I’ve decided to hit the keyboard after spending some quality time sharing research, practice and learning with colleagues from across the globe. Enthusiastic and committed academics, leaders, charities and clinicians from the UK, Australia, Canada, Hong Kong and the United States all came together to raise the bar. In this blog I’ll set out where I think we are in the UK at the moment, what we need to do more of and just as importantly what we need to do less of.
One decision I’m glad we made…
5 years ago we set out to prioritise the evidence base and placed this at the centre of our work, resulting in the Blue Light self assessment which every one of the 43 home office forces (and many other law enforcement and blue light services such as the NCA, Fire Service, BTP, CNC) are working their way through. Why is this so important? Because too often people with a single issue believe they have the silver bullet for wellbeing and sometimes they have a vested interest to be blunt.
There is no silver bullet, it’s not that simple.
I’ve witnessed providers of services elbowing their way in for limited funding without a shred of robust evaluation to back their offer up. We have limited funds and must try our best to invest in the interventions we can prove add value. Everything else is window dressing. Also, some leaders are convinced that they simply need to talk about how much they value their people’s wellbeing and somehow things will miraculously improve. Hollow rhetoric that isn’t backed up with action which people see and feel in their workplace is a spectacular own goal and another good reason why we must actively listen to those nearest the work before we step onto our soapboxes. Cut out the big speeches and start listening before thinking you know what’s going on.
Dr Edmund Lau from Hong Kong Police is a high quality clinician who understands that operational leaders must work hand in hand with his profession in the best interests of the people. This is a great message for anyone who feels the wellbeing agenda is the sole responsibility of one or the other. My experience of the crisis response highlights this well. Lots of effort when the big jobs happen (which is good) but ultimately all of us have to feel supported long into the future, sometimes forever. Ask anyone who has been passed from one line manager to another whilst trying to recover from trauma and they’ll back this point up. I’ve seen great people walk out of the door because of this. I have absolutely no time for turf war when it comes to wellbeing. If I see it I call it out and insist people resolve whatever ego trip they’re struggling with or move on. Wellbeing is about selflessness not professional egos getting in the way.
Common across all of our colleagues is the desire to support every individual to build their own resilience from recruitment to retirement and beyond. We all feel that investment in pre-join screening, training inputs and then regular ‘check-ups from the neck-up’ are essential and we have a long way to go before we see the same level of attention going into psychological health and safety as we do into physical.
However, at the end of the day it’s up to the individual to invest in their own mental health just like it’s up to them to invest in their physical health.
The organisation can only do so much and so this is the contract we must make.
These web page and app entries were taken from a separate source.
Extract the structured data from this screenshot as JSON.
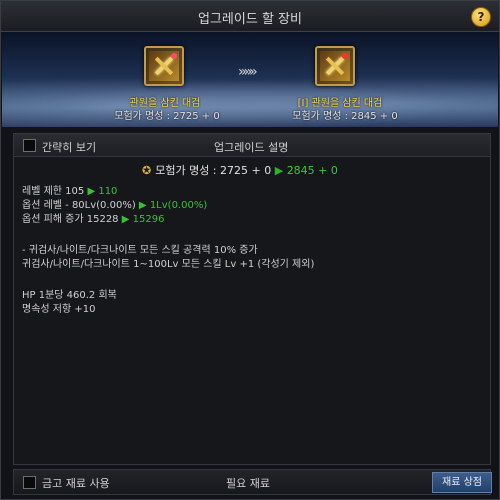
{
  "window": {
    "title": "업그레이드 할 장비",
    "help_label": "?"
  },
  "banner": {
    "arrows": "»»»",
    "source": {
      "name": "관원을 삼킨 대검",
      "rank_label": "모험가 명성 : 2725 + 0"
    },
    "target": {
      "name": "[I] 관원을 삼킨 대검",
      "rank_label": "모험가 명성 : 2845 + 0"
    }
  },
  "panel": {
    "simple_view_label": "간략히 보기",
    "title": "업그레이드 설명",
    "rank_line": {
      "label": "모험가 명성 : 2725 + 0",
      "arrow": "▶",
      "new_value": "2845 + 0"
    },
    "lines": [
      {
        "old": "레벨 제한 105",
        "arrow": "▶",
        "new": "110"
      },
      {
        "old": "옵션 레벨 - 80Lv(0.00%)",
        "arrow": "▶",
        "new": "1Lv(0.00%)"
      },
      {
        "old": "옵션 피해 증가 15228",
        "arrow": "▶",
        "new": "15296"
      }
    ],
    "desc": [
      "- 귀검사/나이트/다크나이트 모든 스킬 공격력 10% 증가",
      "귀검사/나이트/다크나이트 1~100Lv 모든 스킬 Lv +1 (각성기 제외)",
      "HP 1분당 460.2 회복",
      "명속성 저항 +10"
    ]
  },
  "footer": {
    "use_bank_label": "금고 재료 사용",
    "title": "필요 재료",
    "shop_button": "재료 상점"
  },
  "colors": {
    "accent_green": "#39c639",
    "item_name": "#f3d54a",
    "button_blue": "#3d5d8c"
  }
}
I’ll work my socks off and up my game, invest in the time and funding necessary and never stop raising the bar……..likewise we need people to start with self compassion.
Many colleagues spoke about the cultural stigma which is still alive and kicking within police and blue light communities. It’ll change over time and I see it changing very fast in the UK thanks to role models like John Sutherland and many others who have shown the courage to share their experiences. Personally I believe we need to re-design some of the ways we work to shift culture and regular debriefs, peer groups and embedding wellbeing into leadership development, promotion and the like are all opportunities so long as they are connected up.
In the UK we have the following strengths at this point in the journey:
- A solid plan based upon the only sector specific self assessment out there (to my knowledge!)
- National funding that will enable us to accelerate our efforts in the short term
- A real movement of determined and committed frontline professionals who are starting to be listened to and empowered to set the agenda – not the bosses
In the UK we have more to do in the following areas:
- We need to start looking at what Canada and the US are doing to legislate for blue light workers psychological health they’re miles ahead of us
- We need to look at significant long term funding to enable us to build expertise and specialist support for the future
- We must get out and engage directly with frontline in big numbers to convince them we are serious and we actually care